App navigation will be possible with a dedicated sidebar that will include shortcuts to the main sections of Skype Teams, among which Activity for the latest notifications, Chat to quickly access your conversations, Teams to jump from one group to another, and Files to see items shared by contacts and in OneDrive.
Microsoft’s upcoming Skype Teams will be available on all devices, so before you ask, yes, there will also be a Windows app, including one for Windows 10 Mobile phones. The service will also be available on the web, but also on iOS and Android with a dedicated app.
With that, Microsoft could have a fair shot at winning over business users who are looking for a group communication solution. It’s in line with Microsoft’s overall vision of creating products and services that help people be more productive. The company already has several products that do similar things. Skype for Business (previously known as Lync) is the company’s offering for enterprise telephony, videoconferencing and instant messaging, including group chat. Yammer, which Microsoft acquired in 2012, also offers instant messaging, along with a Facebook-style news feed for sharing information.

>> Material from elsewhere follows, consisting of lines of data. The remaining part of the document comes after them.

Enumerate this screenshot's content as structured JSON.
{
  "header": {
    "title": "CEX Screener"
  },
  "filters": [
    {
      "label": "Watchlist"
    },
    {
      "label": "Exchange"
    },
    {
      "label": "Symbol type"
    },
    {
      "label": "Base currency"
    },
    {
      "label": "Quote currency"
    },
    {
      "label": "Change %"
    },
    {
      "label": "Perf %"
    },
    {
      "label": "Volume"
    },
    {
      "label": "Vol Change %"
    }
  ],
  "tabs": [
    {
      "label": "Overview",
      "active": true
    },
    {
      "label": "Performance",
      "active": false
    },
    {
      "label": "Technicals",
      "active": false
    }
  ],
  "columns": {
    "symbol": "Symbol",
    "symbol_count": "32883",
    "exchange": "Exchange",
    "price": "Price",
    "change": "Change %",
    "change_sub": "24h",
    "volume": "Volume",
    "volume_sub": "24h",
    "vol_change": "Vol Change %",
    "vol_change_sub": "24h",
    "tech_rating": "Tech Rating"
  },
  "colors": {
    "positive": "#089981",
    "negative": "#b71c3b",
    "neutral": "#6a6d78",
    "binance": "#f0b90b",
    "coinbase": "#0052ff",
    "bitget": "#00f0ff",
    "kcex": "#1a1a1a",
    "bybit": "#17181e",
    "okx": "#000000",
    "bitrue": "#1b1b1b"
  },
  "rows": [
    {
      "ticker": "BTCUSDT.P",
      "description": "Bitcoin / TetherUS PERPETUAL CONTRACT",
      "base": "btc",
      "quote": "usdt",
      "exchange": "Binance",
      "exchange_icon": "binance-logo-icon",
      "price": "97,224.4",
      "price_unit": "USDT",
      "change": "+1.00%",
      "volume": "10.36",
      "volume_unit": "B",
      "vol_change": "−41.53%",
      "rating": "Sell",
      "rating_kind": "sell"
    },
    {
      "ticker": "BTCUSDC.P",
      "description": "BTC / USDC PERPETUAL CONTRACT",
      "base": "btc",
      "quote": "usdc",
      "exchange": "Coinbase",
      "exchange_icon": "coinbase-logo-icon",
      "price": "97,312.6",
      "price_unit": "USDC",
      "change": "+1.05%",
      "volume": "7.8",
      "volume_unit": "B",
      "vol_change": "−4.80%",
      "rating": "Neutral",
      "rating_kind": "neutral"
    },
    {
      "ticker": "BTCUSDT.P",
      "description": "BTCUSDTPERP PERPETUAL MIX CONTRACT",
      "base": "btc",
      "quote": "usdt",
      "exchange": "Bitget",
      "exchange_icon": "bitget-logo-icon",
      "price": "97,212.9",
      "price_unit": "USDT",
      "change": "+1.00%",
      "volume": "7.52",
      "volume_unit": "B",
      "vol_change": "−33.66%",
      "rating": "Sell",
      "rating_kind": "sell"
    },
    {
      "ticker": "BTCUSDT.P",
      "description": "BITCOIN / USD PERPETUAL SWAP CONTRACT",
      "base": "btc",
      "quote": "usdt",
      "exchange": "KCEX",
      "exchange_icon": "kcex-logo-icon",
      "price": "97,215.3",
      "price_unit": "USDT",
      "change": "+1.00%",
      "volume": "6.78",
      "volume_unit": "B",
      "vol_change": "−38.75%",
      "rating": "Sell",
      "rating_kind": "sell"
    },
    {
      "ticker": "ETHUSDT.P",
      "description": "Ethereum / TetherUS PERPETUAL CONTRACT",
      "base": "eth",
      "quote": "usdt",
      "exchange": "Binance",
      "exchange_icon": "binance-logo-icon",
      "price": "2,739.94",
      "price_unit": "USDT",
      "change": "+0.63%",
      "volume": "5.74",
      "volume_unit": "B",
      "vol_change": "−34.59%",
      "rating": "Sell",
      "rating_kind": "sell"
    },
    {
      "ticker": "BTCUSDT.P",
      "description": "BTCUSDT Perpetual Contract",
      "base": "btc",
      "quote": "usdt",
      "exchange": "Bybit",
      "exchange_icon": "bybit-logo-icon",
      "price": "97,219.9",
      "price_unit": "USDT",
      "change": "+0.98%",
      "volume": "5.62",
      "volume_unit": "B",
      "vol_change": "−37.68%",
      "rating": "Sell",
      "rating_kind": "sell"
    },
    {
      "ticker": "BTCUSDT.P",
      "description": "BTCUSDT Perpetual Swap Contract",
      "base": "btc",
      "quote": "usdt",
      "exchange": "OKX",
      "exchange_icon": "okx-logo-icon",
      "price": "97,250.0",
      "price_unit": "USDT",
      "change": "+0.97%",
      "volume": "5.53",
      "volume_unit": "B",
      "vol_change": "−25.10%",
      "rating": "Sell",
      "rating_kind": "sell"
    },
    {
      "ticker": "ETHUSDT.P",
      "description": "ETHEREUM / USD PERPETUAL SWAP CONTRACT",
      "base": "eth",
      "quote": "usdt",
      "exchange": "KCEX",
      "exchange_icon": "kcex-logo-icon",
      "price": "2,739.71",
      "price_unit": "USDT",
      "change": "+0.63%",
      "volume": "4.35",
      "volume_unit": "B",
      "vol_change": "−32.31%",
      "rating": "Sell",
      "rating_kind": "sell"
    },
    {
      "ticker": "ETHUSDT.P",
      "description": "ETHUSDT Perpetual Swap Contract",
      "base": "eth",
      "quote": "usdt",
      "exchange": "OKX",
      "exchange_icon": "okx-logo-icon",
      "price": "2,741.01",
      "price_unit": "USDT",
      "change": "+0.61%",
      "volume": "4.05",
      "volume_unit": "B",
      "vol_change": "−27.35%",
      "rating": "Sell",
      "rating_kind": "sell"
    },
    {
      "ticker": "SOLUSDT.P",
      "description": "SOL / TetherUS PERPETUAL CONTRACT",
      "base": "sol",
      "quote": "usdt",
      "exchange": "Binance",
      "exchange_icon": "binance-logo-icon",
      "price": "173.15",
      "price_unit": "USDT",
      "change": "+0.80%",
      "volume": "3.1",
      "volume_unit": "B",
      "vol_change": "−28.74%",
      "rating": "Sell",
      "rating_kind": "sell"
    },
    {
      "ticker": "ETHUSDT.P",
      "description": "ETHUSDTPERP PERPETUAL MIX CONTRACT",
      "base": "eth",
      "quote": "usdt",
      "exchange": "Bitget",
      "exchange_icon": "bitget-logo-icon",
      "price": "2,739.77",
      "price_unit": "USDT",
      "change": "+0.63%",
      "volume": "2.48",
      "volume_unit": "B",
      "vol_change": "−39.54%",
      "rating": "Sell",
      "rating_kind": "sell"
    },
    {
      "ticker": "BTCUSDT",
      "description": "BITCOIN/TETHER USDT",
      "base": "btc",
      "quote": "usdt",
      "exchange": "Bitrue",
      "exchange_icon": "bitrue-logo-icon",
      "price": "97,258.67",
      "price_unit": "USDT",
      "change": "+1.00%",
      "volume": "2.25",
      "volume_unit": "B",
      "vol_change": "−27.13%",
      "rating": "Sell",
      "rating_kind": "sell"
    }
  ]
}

Then there’s SharePoint, which lets teams operate sites where they can post blogs, collaborate on documents and do a whole host of other things. While all these address some component of what Skype Teams is trying to do, none of them compete directly with the hot products in this space. One of the advantages that Microsoft would have in building Skype Teams is that the company already has the infrastructure to build videoconferencing into the app. HipChat just added videoconferencing to its desktop, and Slack is still building it.
It isn’t clear when Skype Teams will launch or how it will be priced; MSPowerUser notes that it will likely become available to Office 365 subscribers before it’s opened up to the public.
Source : MSPoweruser